Stored items from a collection:
[Start of section]
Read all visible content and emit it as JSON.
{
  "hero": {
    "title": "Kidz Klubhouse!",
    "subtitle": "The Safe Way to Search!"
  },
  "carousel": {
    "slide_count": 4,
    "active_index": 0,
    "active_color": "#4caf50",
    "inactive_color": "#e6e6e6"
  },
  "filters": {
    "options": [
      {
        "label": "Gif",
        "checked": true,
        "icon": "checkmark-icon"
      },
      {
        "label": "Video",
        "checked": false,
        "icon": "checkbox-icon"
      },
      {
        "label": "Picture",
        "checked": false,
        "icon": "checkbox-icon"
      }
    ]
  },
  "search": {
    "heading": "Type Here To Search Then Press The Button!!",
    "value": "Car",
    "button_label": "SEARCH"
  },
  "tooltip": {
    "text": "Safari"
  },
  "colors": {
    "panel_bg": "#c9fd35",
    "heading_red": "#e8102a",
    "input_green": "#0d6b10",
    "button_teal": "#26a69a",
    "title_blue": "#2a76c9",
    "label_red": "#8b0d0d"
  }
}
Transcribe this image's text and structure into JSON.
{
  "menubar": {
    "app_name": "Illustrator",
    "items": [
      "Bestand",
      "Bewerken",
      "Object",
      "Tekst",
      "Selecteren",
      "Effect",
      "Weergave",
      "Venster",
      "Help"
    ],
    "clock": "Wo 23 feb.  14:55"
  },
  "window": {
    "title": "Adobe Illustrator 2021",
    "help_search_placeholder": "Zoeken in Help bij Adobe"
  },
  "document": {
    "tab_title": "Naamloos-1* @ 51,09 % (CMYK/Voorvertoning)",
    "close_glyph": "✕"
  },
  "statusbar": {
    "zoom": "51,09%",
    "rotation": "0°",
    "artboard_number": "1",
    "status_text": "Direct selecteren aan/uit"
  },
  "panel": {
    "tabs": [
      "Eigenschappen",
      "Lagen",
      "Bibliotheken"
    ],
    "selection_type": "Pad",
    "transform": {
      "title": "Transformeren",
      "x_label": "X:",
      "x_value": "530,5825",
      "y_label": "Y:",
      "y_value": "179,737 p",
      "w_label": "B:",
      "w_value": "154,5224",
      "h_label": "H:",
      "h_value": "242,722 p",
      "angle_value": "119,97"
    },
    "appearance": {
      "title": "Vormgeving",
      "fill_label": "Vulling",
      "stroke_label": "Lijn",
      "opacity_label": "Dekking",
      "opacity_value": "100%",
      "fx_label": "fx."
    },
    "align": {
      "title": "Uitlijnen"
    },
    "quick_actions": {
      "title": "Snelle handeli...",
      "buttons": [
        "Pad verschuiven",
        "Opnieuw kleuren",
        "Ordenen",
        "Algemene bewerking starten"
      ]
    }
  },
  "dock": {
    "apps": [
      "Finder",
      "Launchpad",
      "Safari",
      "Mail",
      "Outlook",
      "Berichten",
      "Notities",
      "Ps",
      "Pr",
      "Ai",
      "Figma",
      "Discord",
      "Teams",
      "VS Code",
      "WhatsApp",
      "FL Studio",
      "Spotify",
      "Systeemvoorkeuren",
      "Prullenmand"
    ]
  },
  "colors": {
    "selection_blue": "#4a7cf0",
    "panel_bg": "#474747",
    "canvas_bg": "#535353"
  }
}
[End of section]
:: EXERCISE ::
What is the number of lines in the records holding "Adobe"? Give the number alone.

:: SOLUTION FOR THIS PROBLEM ::
2